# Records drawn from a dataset
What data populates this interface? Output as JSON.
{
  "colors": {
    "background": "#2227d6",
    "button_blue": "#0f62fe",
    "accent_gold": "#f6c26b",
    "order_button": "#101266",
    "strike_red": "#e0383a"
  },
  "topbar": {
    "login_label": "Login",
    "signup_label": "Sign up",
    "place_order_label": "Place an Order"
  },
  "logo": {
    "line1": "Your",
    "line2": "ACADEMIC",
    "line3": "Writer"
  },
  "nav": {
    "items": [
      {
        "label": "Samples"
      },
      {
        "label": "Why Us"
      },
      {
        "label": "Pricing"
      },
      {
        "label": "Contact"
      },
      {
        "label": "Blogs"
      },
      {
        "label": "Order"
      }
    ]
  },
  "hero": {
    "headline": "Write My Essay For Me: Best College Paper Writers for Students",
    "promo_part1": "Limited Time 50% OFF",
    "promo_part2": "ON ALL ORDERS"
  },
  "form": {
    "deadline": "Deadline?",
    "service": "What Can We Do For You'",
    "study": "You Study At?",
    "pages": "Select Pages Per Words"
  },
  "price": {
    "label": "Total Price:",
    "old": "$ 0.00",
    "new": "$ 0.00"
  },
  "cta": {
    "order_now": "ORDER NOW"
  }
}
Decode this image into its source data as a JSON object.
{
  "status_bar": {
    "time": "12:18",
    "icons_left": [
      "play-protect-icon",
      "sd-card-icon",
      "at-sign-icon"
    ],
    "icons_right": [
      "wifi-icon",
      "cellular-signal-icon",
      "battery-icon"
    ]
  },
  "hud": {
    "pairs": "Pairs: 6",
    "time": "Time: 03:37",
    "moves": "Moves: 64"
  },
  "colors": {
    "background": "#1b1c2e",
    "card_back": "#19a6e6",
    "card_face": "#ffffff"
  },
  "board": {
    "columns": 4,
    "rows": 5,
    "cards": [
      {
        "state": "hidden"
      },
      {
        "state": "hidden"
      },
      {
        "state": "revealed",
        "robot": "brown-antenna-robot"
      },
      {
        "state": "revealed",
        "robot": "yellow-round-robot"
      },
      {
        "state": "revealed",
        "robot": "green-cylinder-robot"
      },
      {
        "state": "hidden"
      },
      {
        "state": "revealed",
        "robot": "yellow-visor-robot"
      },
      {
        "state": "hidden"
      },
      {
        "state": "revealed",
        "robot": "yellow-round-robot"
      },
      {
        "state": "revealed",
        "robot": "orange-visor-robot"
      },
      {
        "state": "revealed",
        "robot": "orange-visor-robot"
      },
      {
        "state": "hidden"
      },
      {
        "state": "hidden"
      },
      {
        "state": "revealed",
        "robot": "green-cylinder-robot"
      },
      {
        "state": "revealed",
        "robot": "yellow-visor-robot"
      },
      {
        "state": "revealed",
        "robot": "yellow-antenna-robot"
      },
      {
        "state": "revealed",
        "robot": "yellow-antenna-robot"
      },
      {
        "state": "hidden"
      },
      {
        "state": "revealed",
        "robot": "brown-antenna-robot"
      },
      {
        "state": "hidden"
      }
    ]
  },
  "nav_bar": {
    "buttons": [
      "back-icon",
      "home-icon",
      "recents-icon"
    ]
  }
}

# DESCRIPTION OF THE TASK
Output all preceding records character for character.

# ANSWER TO THIS TASK
What data populates this interface? Output as JSON.
{
  "colors": {
    "background": "#2227d6",
    "button_blue": "#0f62fe",
    "accent_gold": "#f6c26b",
    "order_button": "#101266",
    "strike_red": "#e0383a"
  },
  "topbar": {
    "login_label": "Login",
    "signup_label": "Sign up",
    "place_order_label": "Place an Order"
  },
  "logo": {
    "line1": "Your",
    "line2": "ACADEMIC",
    "line3": "Writer"
  },
  "nav": {
    "items": [
      {
        "label": "Samples"
      },
      {
        "label": "Why Us"
      },
      {
        "label": "Pricing"
      },
      {
        "label": "Contact"
      },
      {
        "label": "Blogs"
      },
      {
        "label": "Order"
      }
    ]
  },
  "hero": {
    "headline": "Write My Essay For Me: Best College Paper Writers for Students",
    "promo_part1": "Limited Time 50% OFF",
    "promo_part2": "ON ALL ORDERS"
  },
  "form": {
    "deadline": "Deadline?",
    "service": "What Can We Do For You'",
    "study": "You Study At?",
    "pages": "Select Pages Per Words"
  },
  "price": {
    "label": "Total Price:",
    "old": "$ 0.00",
    "new": "$ 0.00"
  },
  "cta": {
    "order_now": "ORDER NOW"
  }
}
Decode this image into its source data as a JSON object.
{
  "status_bar": {
    "time": "12:18",
    "icons_left": [
      "play-protect-icon",
      "sd-card-icon",
      "at-sign-icon"
    ],
    "icons_right": [
      "wifi-icon",
      "cellular-signal-icon",
      "battery-icon"
    ]
  },
  "hud": {
    "pairs": "Pairs: 6",
    "time": "Time: 03:37",
    "moves": "Moves: 64"
  },
  "colors": {
    "background": "#1b1c2e",
    "card_back": "#19a6e6",
    "card_face": "#ffffff"
  },
  "board": {
    "columns": 4,
    "rows": 5,
    "cards": [
      {
        "state": "hidden"
      },
      {
        "state": "hidden"
      },
      {
        "state": "revealed",
        "robot": "brown-antenna-robot"
      },
      {
        "state": "revealed",
        "robot": "yellow-round-robot"
      },
      {
        "state": "revealed",
        "robot": "green-cylinder-robot"
      },
      {
        "state": "hidden"
      },
      {
        "state": "revealed",
        "robot": "yellow-visor-robot"
      },
      {
        "state": "hidden"
      },
      {
        "state": "revealed",
        "robot": "yellow-round-robot"
      },
      {
        "state": "revealed",
        "robot": "orange-visor-robot"
      },
      {
        "state": "revealed",
        "robot": "orange-visor-robot"
      },
      {
        "state": "hidden"
      },
      {
        "state": "hidden"
      },
      {
        "state": "revealed",
        "robot": "green-cylinder-robot"
      },
      {
        "state": "revealed",
        "robot": "yellow-visor-robot"
      },
      {
        "state": "revealed",
        "robot": "yellow-antenna-robot"
      },
      {
        "state": "revealed",
        "robot": "yellow-antenna-robot"
      },
      {
        "state": "hidden"
      },
      {
        "state": "revealed",
        "robot": "brown-antenna-robot"
      },
      {
        "state": "hidden"
      }
    ]
  },
  "nav_bar": {
    "buttons": [
      "back-icon",
      "home-icon",
      "recents-icon"
    ]
  }
}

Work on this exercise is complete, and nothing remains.